Consumers still lack fundamental knowledge about artificial intelligence, which makes them standoffish and uncomfortable and raises concerns about sharing information through a variety of technology such as chatbots, despite Gartner's estimate that by 2020, chatbots will handle 85% of customer service interactions.
Estimates are great, but how do consumers really feel about interacting with chatbots in search results and on brand websites, and how do they define having a valuable experience?
Findings from PointSource analyzing the state of consumer understanding and comfort with the adoption of artificial intelligence, specifically chatbots, found that 54% of consumers knew they were interacting with a chatbot. Some 41% said "no" and 5% said "I'm not sure" when asked.
When it comes to customer service, an overwhelming 80% said they prefer to resolve problems after making a purchase by talking with a human, 77% would rather get healthcare advice from a human, and 71% would rather ask questions to a human during an in-store shopping experience.
Daily interactions with advertisements from Amazon, Google, Facebook, Microsoft and others are integrated so seamlessly into the experiences that they feel normal for consumers searching on engines, social networks and brand sites. Still, many aren't aware they share information with Google through keyword searches or Facebook social posts, and that advertisements they see online are built based on AI from those searches and posts.

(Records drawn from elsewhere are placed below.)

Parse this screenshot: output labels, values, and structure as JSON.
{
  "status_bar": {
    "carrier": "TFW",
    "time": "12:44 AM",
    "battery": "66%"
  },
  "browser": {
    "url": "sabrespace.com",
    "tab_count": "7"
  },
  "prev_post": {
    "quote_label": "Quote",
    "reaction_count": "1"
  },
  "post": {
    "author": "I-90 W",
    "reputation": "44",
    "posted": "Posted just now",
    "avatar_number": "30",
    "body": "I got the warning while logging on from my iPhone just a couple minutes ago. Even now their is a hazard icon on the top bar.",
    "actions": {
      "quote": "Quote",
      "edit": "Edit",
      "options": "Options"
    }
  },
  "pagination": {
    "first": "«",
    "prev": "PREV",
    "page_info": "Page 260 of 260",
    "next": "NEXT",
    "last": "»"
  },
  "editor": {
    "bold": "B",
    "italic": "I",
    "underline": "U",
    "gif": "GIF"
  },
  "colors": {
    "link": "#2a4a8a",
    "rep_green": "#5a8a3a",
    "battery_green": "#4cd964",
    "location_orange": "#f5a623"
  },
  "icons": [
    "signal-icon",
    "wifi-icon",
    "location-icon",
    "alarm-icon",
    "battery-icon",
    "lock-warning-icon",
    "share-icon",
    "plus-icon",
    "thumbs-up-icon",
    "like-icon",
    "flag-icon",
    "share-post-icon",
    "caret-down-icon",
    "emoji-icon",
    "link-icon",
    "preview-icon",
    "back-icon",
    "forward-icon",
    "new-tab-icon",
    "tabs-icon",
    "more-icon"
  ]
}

About 46% admit to using Siri or Cortana, 22% said they use Amazon Echo, 16% use Google Home, 5% use another type of home device, 4% use Nest or another cooling or heating system, 4% rely on another type of home device, and 2% use a self-driving car.
PointSource suggests that "confusion around AI has not paved the way for more in-your-face experiences, making it particularly tough for applications like chatbots to earn adoption and enthusiasm" among consumers.

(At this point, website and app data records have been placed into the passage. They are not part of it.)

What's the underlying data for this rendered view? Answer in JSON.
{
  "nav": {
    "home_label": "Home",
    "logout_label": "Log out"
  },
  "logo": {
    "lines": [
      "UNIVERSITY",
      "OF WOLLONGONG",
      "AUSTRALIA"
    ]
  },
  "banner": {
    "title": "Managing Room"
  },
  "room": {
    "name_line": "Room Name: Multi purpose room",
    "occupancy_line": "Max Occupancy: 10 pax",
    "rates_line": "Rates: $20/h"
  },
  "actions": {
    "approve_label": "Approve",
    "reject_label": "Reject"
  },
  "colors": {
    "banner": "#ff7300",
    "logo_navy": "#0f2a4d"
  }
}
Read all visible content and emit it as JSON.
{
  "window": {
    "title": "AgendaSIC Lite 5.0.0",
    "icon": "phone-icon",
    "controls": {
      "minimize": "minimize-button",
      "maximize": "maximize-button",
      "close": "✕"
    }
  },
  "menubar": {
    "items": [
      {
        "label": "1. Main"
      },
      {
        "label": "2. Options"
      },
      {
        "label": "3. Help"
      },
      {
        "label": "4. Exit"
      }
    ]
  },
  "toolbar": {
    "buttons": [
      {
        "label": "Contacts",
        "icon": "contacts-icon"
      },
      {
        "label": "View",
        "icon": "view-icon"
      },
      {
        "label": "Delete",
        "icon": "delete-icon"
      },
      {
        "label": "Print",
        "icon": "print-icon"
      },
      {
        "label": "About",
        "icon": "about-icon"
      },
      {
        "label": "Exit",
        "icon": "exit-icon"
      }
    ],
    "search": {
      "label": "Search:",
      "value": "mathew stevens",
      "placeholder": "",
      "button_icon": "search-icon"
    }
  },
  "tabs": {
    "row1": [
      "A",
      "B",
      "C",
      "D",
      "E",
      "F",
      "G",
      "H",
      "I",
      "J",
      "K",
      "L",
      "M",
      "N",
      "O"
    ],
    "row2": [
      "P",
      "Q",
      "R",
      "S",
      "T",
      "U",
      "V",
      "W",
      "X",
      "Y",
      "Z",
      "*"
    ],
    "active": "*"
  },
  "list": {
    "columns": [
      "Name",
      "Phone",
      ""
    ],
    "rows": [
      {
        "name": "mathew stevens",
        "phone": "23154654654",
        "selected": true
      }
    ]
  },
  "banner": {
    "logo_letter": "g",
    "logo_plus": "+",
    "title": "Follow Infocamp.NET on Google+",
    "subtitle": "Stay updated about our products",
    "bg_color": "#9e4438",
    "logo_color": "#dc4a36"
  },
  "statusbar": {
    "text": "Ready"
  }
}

Only 26% of survey respondents are "very" willing to interact with a chatbot on the phone, 36% are "somewhat" willing, and 38% are "not" willing.

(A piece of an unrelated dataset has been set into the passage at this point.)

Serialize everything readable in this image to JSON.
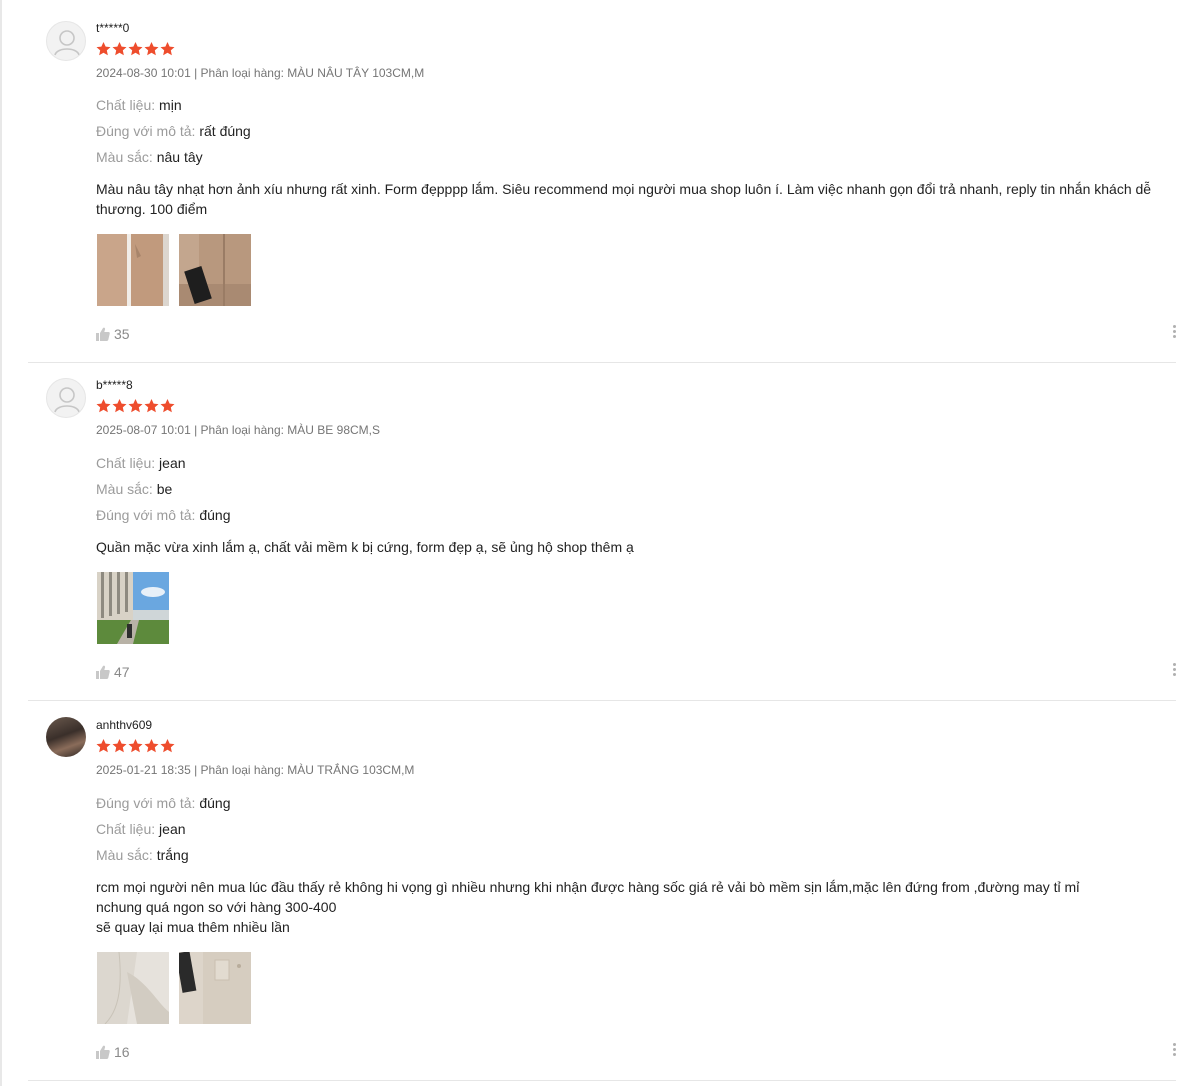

Some 35% of survey respondents are "very" willing to use a voice-controlled device to interact with a chatbot, 40% are "somewhat" willing, and 25% are "not" willing. About 32% of survey respondents are "very" willing to interact with a chatbot on a mobile phone, 38% are "somewhat" willing, and 34% are "not" willing. And 34% of survey respondents are "very" willing to interact with a chatbot on a desktop computer, 40% are "somewhat" willing, and 26% are "not" willing.
Experience seems to be the reason for the low scores. Only 16% were extremely satisfied with their experience, 39% were somewhat satisfied, 13% were somewhat unsatisfied, and 14% were not satisfied at all. Only 18% had both good and bad experiences.
Frustrations around accuracy and privacy are major consumers among consumers. Some 51% are frustrated when chatbots don't understand what they're looking for, 44% point to the accuracy of information, and 41% said privacy and security of their personal data are major concerns.
Of those participating in the survey, 32% are concerned about the security of personal data being shared with other companies, 23% are concerned about companies knowing too much personal information about them, and 22% said the experiences with chatbots tend to be more impersonal.
About 8% of survey takers didn't know they used AI when asked about the specific kinds of devices they have used -- a statistic the report suggests probably doesn’t capture the full extent of misunderstanding among consumers in the U.S.
When asked what would make consumers more comfortable when using a chatbot, 49% of respondents said they could escalate their interaction to a real human if necessary; 39% said being certain the information provided was accurate and up to date would make them more comfortable; 39% want a clear understanding of how their information will be used; 22% want an experience customized for them; and 14% said nothing would make them feel more comfortable about using a chatbot.
It also uncovers what’s standing in the way of consumer acceptance as companies make increasing investments in deep learning technology.
The data suggests 54% of consumers have used an AI appliomers want to switch to a chatbot after 5 min. have passed. However, 59% get frustrated if a chatbot doesn’t resolve their inquiry in that same time.
Want me to send over the full report? Let me know - I can connect you with Stephanie Trunzo, chief digital officer, or Barry Pellas, CTO and chief business
technologist at PointSource, to discuss.